- Ad landing page. Different landing pages can make a huge difference, though that falls under the heading of landing page optimization rather than Facebook ad optimization.
- Ad targeting. There are an absolute ton of targeting options, including country, gender, age, income level, education level, relationship status, and more broad categories like purchase behaviors and interests. On top of all of that, you can create custom audiences out of your own audience, out of a mailing list, out of competitor lists, and even lookalike audiences. Even with everything else the same, audience targeting tests can easily take up a ton of time and money.
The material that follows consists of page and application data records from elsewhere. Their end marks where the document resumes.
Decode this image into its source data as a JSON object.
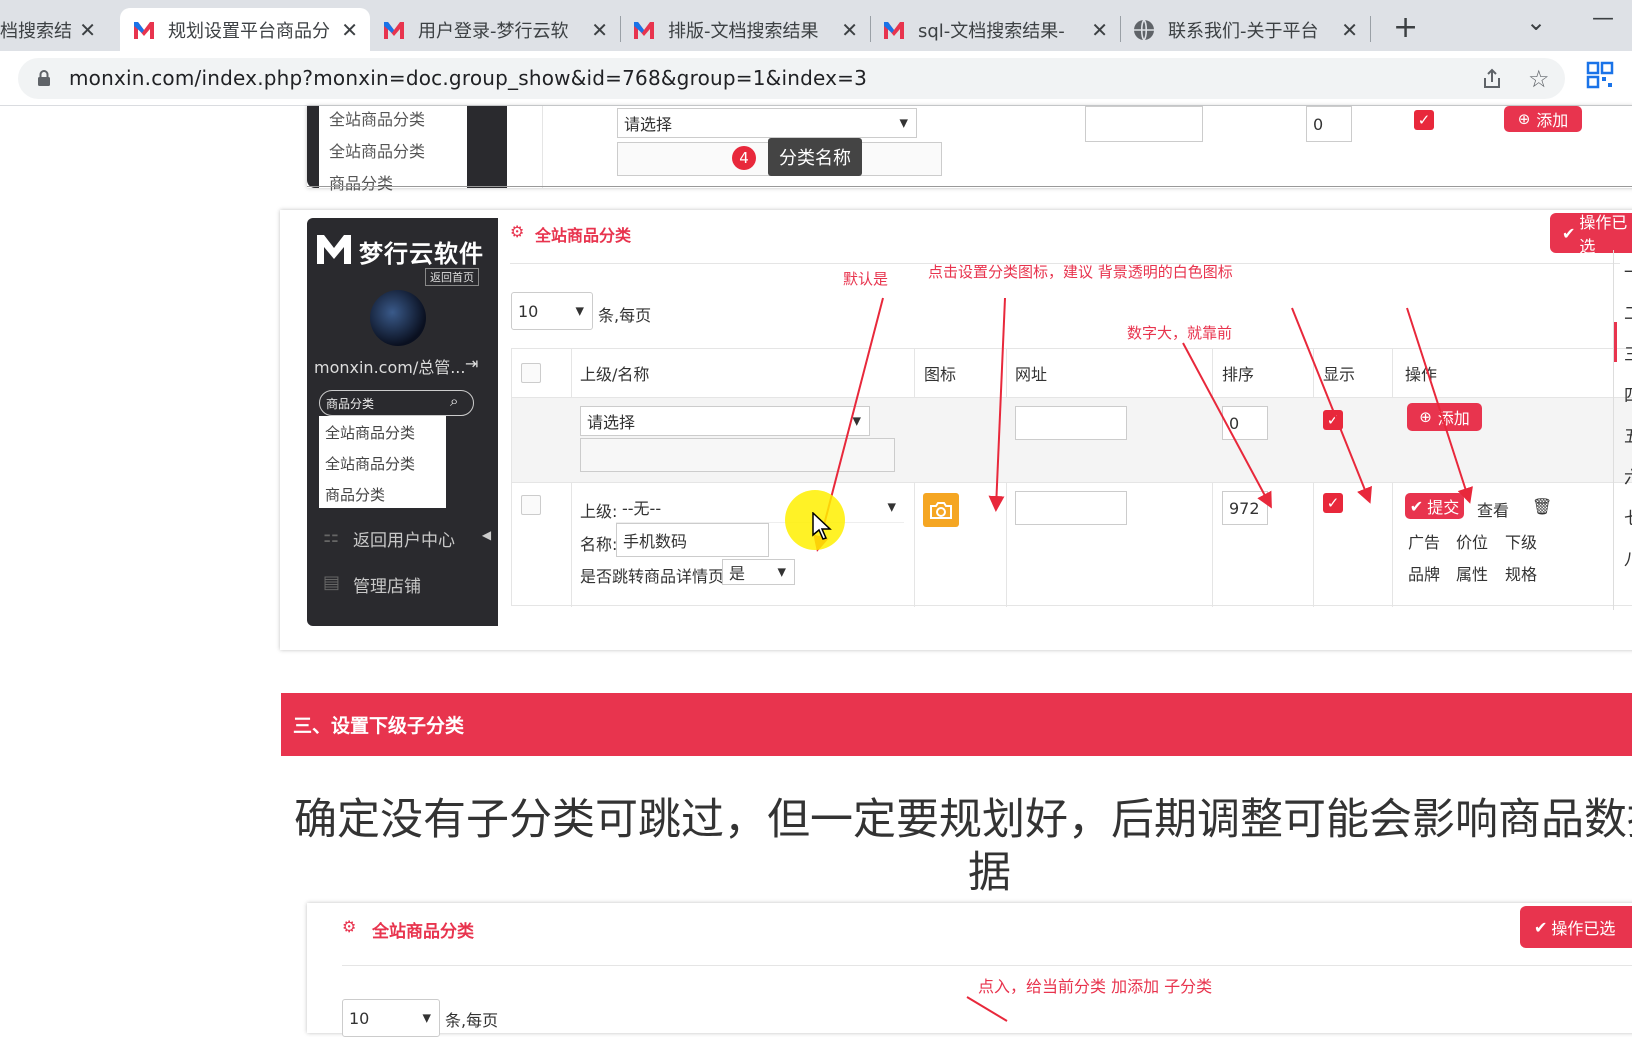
{
  "tabs": [
    {
      "title": "档搜索结",
      "active": false
    },
    {
      "title": "规划设置平台商品分",
      "active": true
    },
    {
      "title": "用户登录-梦行云软",
      "active": false
    },
    {
      "title": "排版-文档搜索结果",
      "active": false
    },
    {
      "title": "sql-文档搜索结果-",
      "active": false
    },
    {
      "title": "联系我们-关于平台",
      "active": false
    }
  ],
  "browser": {
    "url": "monxin.com/index.php?monxin=doc.group_show&id=768&group=1&index=3",
    "new_tab": "+",
    "chevron": "⌄",
    "minimize": "—"
  },
  "top_fragment": {
    "sidebar_items": [
      "全站商品分类",
      "全站商品分类",
      "商品分类"
    ],
    "select_placeholder": "请选择",
    "order_value": "0",
    "add_label": "添加",
    "badge_number": "4",
    "tooltip": "分类名称"
  },
  "admin": {
    "logo_text": "梦行云软件",
    "back_home": "返回首页",
    "username": "monxin.com/总管...",
    "search_placeholder": "商品分类",
    "dropdown_items": [
      "全站商品分类",
      "全站商品分类",
      "商品分类"
    ],
    "nav_user_center": "返回用户中心",
    "nav_manage_shop": "管理店铺",
    "section_title": "全站商品分类",
    "op_done_button": "操作已选",
    "per_page_value": "10",
    "per_page_label": "条,每页",
    "columns": [
      "上级/名称",
      "图标",
      "网址",
      "排序",
      "显示",
      "操作"
    ],
    "new_row": {
      "parent_select": "请选择",
      "order": "0",
      "add_label": "添加"
    },
    "row": {
      "parent_label": "上级:",
      "parent_value": "--无--",
      "name_label": "名称:",
      "name_value": "手机数码",
      "jump_label": "是否跳转商品详情页:",
      "jump_value": "是",
      "order": "972",
      "submit": "提交",
      "view": "查看",
      "links": [
        "广告",
        "价位",
        "下级",
        "品牌",
        "属性",
        "规格"
      ]
    },
    "right_numbers": [
      "一",
      "二",
      "三",
      "四",
      "五",
      "六",
      "七",
      "八"
    ]
  },
  "annotations": {
    "default_yes": "默认是",
    "icon_hint": "点击设置分类图标，建议 背景透明的白色图标",
    "order_hint": "数字大，就靠前"
  },
  "section3": {
    "heading": "三、设置下级子分类",
    "body": "确定没有子分类可跳过，但一定要规划好，后期调整可能会影响商品数据",
    "body_line2": "据",
    "sub_title": "全站商品分类",
    "op_done_button": "操作已选",
    "annotation": "点入，给当前分类 加添加 子分类",
    "per_page_value": "10",
    "per_page_label": "条,每页"
  },
  "colors": {
    "accent": "#e8344e",
    "dark_sidebar": "#2a2a2e",
    "tab_bar": "#dee1e6",
    "icon_orange": "#f5a623"
  }
}
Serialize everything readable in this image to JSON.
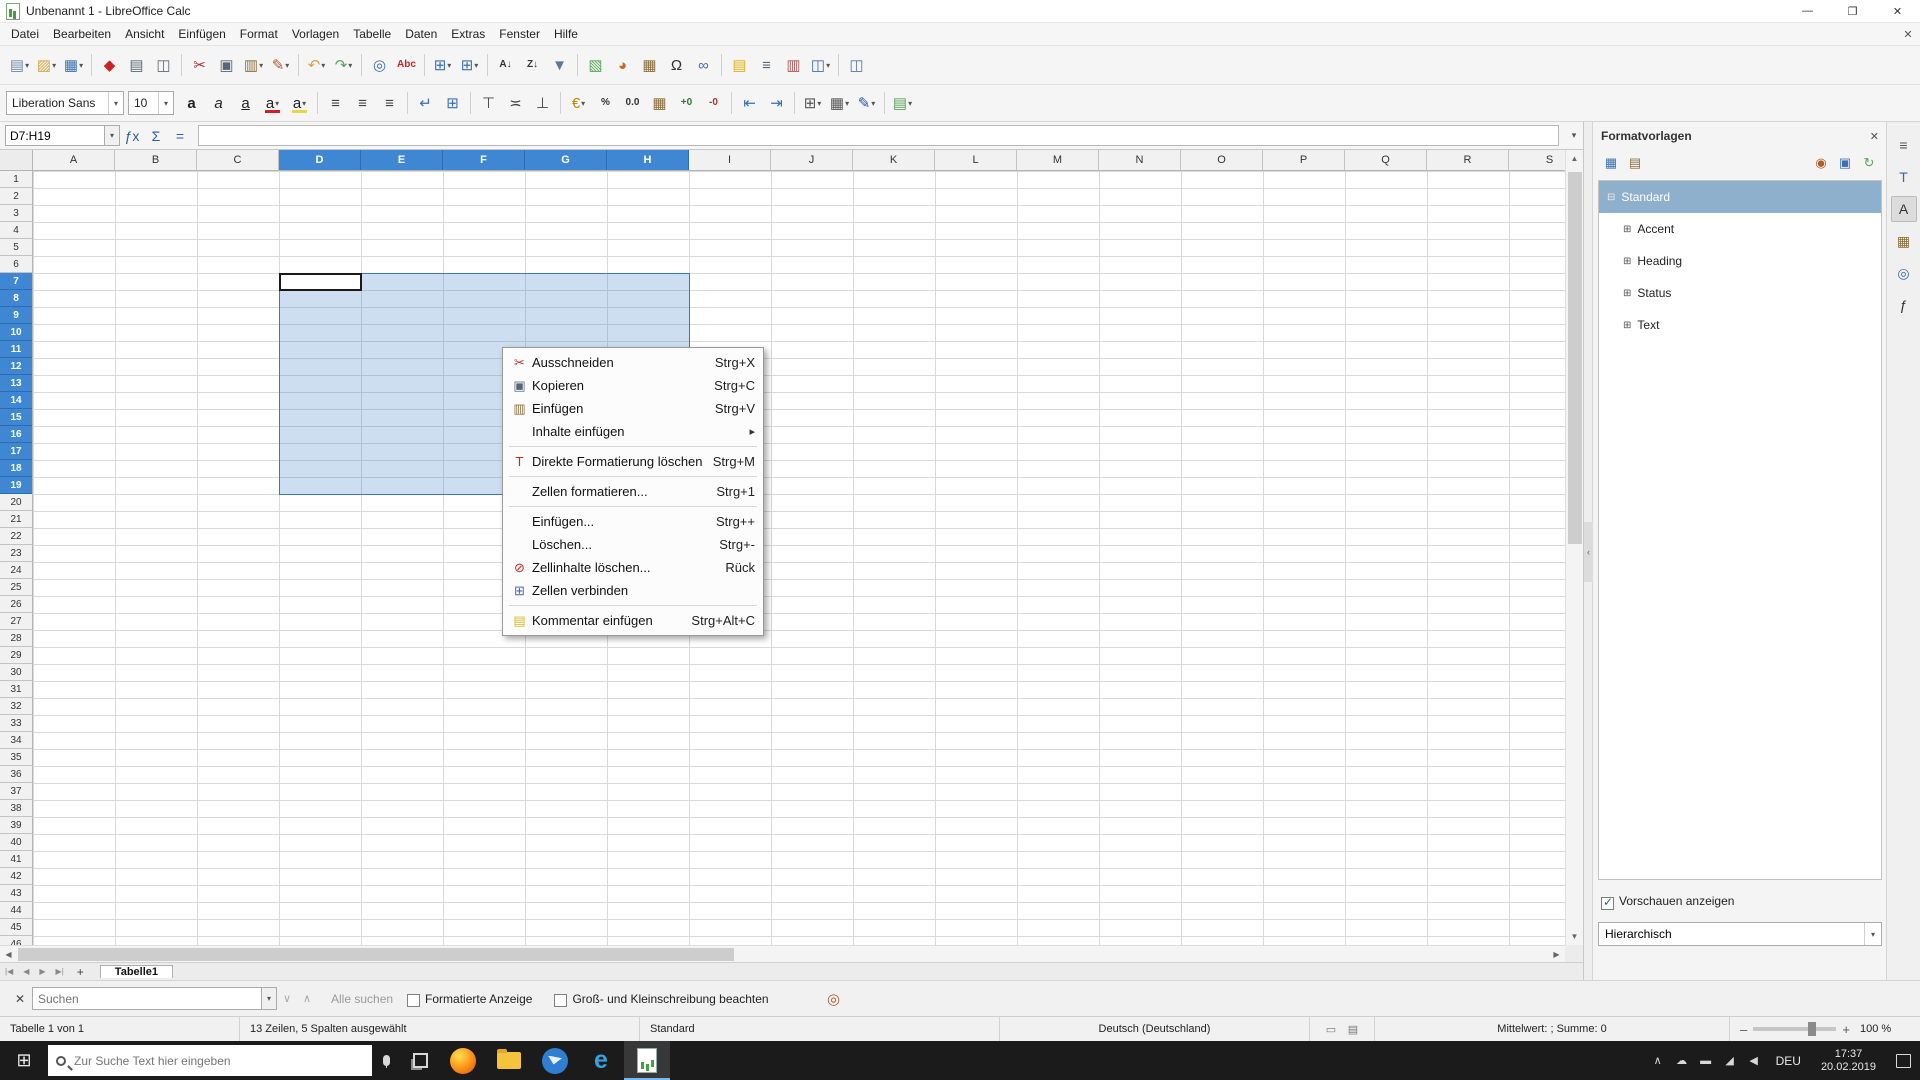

- Ad type. This is your broad objective, like website clicks, app engagement, event responses, video views, and the like. Choosing the right objective has been and will continue to be one of the most important decisions you can possibly make. Always decide what you want to get out of your ad before you pick an objective. If you want traffic, use website clicks or brand awareness. If you want account growth, use page likes. If you want conversions, use website conversions. If you want app installs, use app installs. Always pick the right objective.
- Ad optimization. This is where you can optimize for clicks, for views, or for reach. Clicks will be more expensive but higher converting. Views will be less expensive but less likely to convert. Reach will be the cheapest of all but might not convert at all; use it for brand awareness and the like, where exposure is more important than conversions.
- Ad bidding. Where possible, test between automatic and manual, and adjust your manual bids up and down to find the right sweet spot. If the objective’s optimization mode doesn’t allow the bidding strategy you want, consider changing the optimization.
- Ad charge. This is the bit about how you’re charged. For some objectives this will be fixed, while for others you can choose between CPC or CPM. Some use a variant of CPC like CPA, for example, post engagement only charges you for the actual engagement on your post, not for just clicks or views.
That’s a lot to test, and you don’t have a lot of space to do those tests. Remember, if you’re trying to test more than one variation at a time, it can grow exponentially in both effort and cost. Testing one ad with five different images is fine. Testing each image with five different headlines means you’re running 25 ad variations. Trying to add on another 5 options, like targeting options, to each of those ends up compounding to 125 ads, which is insane to try to manage.
Oh, and if you’re just now experiencing the effects of these changes, be very cautious when using data from the past few weeks as a baseline. The timing of these changes is poorly thought out on Facebook’s part. Thanksgiving, Black Friday and Cyber Monday all just happened, so data will be skewed. Lots of major advertisers are spending tons of money to buy up ads, which will increase the costs of many niches dramatically. Don’t attribute all rising costs to the changes alone.
Now, if the costs don’t drop after the holidays, you may have more of a cause to be concerned. Unfortunately, there’s a month or so before that happens, and that can be a lot of lost time. Optimize as best you can now, but take the data with a grain or six of salt.